‘You deserve to run free now’: Indiana wildlife sanctuary mourns death of beloved tiger

This is an archived article and the information in the article may be outdated. Please look at the time stamp on the story to see when it was last updated.

ALBION, Ind. – An Indiana wildlife sanctuary is mourning the loss of a beloved tiger.

Delilah died this week at Black Pine Animal Sanctuary in Albion, Indiana. The 20-year-old tiger came to the sanctuary in 2012, when she was granted refuge after an animal rescue center in Ohio closed.

According to Black Pine officials, Delilah had been sick recently.
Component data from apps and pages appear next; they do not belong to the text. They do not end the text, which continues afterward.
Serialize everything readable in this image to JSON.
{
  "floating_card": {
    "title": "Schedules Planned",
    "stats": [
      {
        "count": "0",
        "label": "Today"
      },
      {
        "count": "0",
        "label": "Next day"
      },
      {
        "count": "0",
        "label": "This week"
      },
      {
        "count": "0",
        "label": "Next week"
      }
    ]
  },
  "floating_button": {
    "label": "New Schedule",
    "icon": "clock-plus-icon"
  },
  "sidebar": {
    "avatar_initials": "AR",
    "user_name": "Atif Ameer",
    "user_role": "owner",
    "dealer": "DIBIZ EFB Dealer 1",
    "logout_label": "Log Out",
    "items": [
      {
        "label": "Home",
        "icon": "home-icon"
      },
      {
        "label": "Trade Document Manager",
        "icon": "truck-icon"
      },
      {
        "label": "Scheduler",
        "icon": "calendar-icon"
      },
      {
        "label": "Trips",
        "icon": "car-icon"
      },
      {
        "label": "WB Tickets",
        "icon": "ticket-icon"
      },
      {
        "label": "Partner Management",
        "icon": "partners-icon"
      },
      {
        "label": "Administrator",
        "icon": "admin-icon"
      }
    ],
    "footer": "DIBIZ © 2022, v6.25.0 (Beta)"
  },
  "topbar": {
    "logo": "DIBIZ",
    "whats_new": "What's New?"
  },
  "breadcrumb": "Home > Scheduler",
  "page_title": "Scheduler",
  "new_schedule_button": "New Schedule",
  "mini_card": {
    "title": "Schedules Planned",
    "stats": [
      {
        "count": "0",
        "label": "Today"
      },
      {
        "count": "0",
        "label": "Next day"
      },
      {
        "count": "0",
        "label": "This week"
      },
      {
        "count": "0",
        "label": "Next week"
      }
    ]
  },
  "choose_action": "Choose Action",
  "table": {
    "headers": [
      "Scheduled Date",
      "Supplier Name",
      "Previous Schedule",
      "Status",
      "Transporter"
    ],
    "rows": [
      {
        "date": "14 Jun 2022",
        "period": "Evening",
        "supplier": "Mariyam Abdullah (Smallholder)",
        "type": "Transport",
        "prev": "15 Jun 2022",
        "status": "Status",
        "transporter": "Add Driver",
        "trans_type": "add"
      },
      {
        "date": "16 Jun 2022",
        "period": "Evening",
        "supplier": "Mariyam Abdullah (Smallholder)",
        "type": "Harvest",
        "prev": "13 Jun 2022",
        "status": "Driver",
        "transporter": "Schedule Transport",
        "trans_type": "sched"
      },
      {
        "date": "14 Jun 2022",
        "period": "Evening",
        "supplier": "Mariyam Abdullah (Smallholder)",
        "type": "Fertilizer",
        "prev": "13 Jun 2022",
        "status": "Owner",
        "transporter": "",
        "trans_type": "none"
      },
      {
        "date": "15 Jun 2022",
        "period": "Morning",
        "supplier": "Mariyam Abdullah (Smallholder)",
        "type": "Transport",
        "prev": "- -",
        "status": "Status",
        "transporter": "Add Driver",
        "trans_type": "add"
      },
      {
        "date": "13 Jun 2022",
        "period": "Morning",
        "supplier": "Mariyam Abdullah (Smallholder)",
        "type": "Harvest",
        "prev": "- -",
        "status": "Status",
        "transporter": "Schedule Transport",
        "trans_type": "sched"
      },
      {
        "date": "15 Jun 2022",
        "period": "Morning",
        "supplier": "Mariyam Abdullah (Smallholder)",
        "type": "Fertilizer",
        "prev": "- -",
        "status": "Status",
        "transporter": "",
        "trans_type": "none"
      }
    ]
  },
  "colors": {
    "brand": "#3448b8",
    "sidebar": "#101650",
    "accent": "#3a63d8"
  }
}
They’d planned to give her a full medical exam on Wednesday if her health improved. However, she died overnight Sunday into Monday, the sanctuary announced on Facebook.

She had been given a long-lasting pain reliever, which allowed her a “pain-free and quiet passing, on her terms.” A veterinarian performed a necropsy to confirm that she had cancer. Because of her advanced age—captive tigers typically have a lifespan of 16 to 20 years—the cancer was untreatable. The cancer was found in her spleen and intestines, and had likely spread to other organs.

Delilah died in her den, the sanctuary said, and she had been under close watch due to her illness.

“Delilah was a feisty, gorgeous tiger. We were always in awe of her beauty, but mostly of her desire to live the life of a wild tiger. She, like most sanctuary tigers, was hand-reared and had been used as a photo prop for profit in her youth. Nonetheless, Delilah never got used to crowds of people – or being eyed by strangers. As such, she lived a quiet, private life at Black Pine.”

The sanctuary will dedicate Saturday’s “Turkey Day” in honor of the tiger.

“Rest in peace, beautiful wildcat,” the sanctuary wrote on Facebook. “You deserve to run free now.”

Notice: you are using an outdated browser. Microsoft does not recommend using IE as your default browser. Some features on this website, like video and images, might not work properly. For the best experience, please upgrade your browser.